Data about app and page elements:
▬▬▬▬▬▬

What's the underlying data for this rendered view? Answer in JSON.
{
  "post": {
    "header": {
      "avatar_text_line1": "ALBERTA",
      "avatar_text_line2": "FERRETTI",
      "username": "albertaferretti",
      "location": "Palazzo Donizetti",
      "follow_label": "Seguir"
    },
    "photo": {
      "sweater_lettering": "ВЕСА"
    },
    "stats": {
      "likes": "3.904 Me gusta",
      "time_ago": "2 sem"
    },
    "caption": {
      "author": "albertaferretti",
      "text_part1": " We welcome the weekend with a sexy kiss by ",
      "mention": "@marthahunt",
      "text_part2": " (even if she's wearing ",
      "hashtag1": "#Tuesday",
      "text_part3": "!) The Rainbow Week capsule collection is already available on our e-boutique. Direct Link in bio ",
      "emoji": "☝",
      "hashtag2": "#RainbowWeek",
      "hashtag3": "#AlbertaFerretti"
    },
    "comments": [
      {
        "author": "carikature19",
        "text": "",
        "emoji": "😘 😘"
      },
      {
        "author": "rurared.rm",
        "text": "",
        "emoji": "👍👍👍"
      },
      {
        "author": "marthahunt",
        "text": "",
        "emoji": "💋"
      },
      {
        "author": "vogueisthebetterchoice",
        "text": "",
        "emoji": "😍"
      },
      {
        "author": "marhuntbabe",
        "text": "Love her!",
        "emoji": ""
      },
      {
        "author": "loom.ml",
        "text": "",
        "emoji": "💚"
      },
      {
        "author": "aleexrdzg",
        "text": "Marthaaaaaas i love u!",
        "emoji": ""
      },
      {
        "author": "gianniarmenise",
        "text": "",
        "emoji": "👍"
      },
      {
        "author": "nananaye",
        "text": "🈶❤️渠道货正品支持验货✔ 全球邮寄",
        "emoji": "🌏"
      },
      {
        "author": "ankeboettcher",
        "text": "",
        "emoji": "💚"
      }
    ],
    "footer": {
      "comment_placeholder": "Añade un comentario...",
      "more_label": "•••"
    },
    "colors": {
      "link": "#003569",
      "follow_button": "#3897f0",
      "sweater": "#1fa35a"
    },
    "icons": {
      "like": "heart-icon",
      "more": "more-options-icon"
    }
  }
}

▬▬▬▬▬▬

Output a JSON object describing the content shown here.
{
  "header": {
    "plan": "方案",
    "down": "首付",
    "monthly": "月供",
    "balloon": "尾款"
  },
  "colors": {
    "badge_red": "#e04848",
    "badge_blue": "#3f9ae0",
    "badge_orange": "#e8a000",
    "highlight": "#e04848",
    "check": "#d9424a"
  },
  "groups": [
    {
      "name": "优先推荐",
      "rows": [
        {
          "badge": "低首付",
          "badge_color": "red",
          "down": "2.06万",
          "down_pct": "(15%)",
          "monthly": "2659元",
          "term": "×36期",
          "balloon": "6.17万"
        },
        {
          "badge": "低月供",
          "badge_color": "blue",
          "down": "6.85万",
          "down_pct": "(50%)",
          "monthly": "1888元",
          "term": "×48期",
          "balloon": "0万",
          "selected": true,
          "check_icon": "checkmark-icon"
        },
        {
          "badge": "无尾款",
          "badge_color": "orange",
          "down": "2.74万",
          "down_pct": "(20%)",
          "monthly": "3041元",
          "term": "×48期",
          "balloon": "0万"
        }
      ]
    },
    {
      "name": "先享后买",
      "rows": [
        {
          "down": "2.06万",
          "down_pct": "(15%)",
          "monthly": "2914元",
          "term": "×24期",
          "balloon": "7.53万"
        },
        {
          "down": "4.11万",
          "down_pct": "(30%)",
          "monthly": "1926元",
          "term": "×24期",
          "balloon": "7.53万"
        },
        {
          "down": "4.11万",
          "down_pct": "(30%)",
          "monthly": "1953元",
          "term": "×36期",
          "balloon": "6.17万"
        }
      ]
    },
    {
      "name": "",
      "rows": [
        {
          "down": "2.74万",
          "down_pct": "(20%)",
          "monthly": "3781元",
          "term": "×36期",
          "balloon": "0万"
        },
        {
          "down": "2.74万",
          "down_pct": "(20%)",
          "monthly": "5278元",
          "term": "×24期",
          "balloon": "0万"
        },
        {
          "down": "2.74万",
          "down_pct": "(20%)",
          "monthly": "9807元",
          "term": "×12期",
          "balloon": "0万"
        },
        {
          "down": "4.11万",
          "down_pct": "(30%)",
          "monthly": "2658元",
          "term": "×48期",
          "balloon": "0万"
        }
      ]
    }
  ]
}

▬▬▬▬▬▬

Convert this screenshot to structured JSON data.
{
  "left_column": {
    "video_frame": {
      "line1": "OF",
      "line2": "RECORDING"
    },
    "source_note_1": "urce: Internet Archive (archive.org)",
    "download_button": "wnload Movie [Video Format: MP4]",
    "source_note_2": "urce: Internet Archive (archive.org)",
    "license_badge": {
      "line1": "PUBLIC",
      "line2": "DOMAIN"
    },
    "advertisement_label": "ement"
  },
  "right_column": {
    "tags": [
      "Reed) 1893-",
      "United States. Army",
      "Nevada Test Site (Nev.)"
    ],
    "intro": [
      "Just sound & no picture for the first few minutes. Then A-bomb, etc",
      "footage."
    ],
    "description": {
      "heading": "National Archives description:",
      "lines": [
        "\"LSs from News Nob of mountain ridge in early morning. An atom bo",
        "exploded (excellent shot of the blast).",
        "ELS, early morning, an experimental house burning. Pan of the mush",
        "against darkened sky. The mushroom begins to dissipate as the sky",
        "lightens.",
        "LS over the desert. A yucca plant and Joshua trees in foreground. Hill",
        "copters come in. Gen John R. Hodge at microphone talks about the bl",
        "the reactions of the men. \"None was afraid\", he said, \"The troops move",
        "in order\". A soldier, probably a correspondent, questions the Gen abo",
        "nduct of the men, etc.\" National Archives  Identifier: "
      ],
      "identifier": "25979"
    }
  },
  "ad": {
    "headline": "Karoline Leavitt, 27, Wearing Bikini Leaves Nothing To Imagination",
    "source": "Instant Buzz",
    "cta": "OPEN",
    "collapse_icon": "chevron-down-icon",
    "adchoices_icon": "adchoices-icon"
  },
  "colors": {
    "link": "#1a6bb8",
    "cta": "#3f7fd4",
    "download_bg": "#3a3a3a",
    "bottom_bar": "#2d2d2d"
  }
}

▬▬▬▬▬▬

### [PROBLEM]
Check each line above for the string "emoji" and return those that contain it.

### [SOLUTION FOR THIS EXERCISE]
      "emoji": "☝",
        "emoji": "😘 😘"
        "emoji": "👍👍👍"
        "emoji": "💋"
        "emoji": "😍"
        "emoji": ""
        "emoji": "💚"
        "emoji": ""
        "emoji": "👍"
        "emoji": "🌏"
        "emoji": "💚"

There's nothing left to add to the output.